To reverse Congress' absurd decision to define pizza as a vegetable in school meals, Congressman Jared Polis today unveiled new legislation--the SLICE (School Lunch Improvements for Children's Education) Act--to protect students' health by allowing sensible nutrition standards for pizza in the meals our children eat at schools. Last year, the U.S. Department of Agriculture (USDA) proposed a rule that would have prevented pizza from being counted as a vegetable in meals but Congress succumbed to lobbying from the frozen food industry and blocked it.
"Agribusinesses should never dictate the quality of school meals," said Polis. "Big food companies have their priorities, which include selling cheap, unhealthy foods at high profits. But parents and schools have their priorities; making sure our kids eat right because research shows a clear connection between nutrition and student performance in school."
Polis announced the new legislation today at Louisville Middle School, where he was joined by Boulder Valley School District (BVSD) Food Service Director, Ann Cooper, who has been a leader in improving nutrition in school meals.
"For the past three years BVSD has worked hard to ensure that all of our students have access to healthy delicious food in schools," Cooper explained. "We have eliminated added transfats, high fructose corn syrup, colors and dyes. We are proud to have added salad bars in every school with fresh fruit and vegetables as well as organic milk, whole grains and instituted a priority on regional procurement.
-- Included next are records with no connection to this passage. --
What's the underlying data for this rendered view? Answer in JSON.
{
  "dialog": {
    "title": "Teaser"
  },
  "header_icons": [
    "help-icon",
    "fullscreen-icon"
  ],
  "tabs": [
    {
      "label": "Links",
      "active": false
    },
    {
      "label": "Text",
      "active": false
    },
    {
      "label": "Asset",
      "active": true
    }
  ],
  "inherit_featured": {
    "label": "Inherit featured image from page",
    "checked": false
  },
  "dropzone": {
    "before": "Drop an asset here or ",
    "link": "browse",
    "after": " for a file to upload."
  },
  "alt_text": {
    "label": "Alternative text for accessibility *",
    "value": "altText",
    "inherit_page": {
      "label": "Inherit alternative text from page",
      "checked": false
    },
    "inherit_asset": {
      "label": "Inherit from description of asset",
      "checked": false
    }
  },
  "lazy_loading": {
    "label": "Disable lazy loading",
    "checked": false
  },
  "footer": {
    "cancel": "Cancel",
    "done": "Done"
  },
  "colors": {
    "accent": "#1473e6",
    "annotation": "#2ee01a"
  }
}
We fully support Representative Polis' work to improve school food as our children's health is our most important asset."
With alarming increases in child obesity rates and other troubling indicators of child health, Congress acted to update national school meal standards in December 2010 by reauthorizing the federal Child Nutrition Act (the Healthy, Hunger-Free Kids Act). But the current Congress undermined those standards last year when it included language in a USDA funding bill that would allow pizza to qualify as a vegetable due to the small amount of tomato paste it contains.
While tomato paste has a small amount of nutrients, pizza is loaded with sugar, salt, bread and cheese, which carry a great deal of fat and carbohydrates that turn into sugar during digestion. Categorizing pizza as a vegetable because of its small amount of tomato paste is exactly the wrong approach, as Type II diabetes rates among children and child obesity continue to climb.
The SLICE Act would restore USDA's authority to implement healthful standards to pizza in public schools in three significant ways:
Allow the USDA to accurately count 1/8 of a cup of tomato paste as 1/8 of a cup, instead of half of a cup, which qualifies pizza as a vegetable;
Allow the USDA to implement science-based sodium reduction targets; and,
Allow the USDA to set a whole grain requirement.
With Congress preparing to reauthorize farm and nutrition programs this year, Polis is hopeful that the SLICE Act can be incorporated into the larger agriculture bill should it be acted on in this session.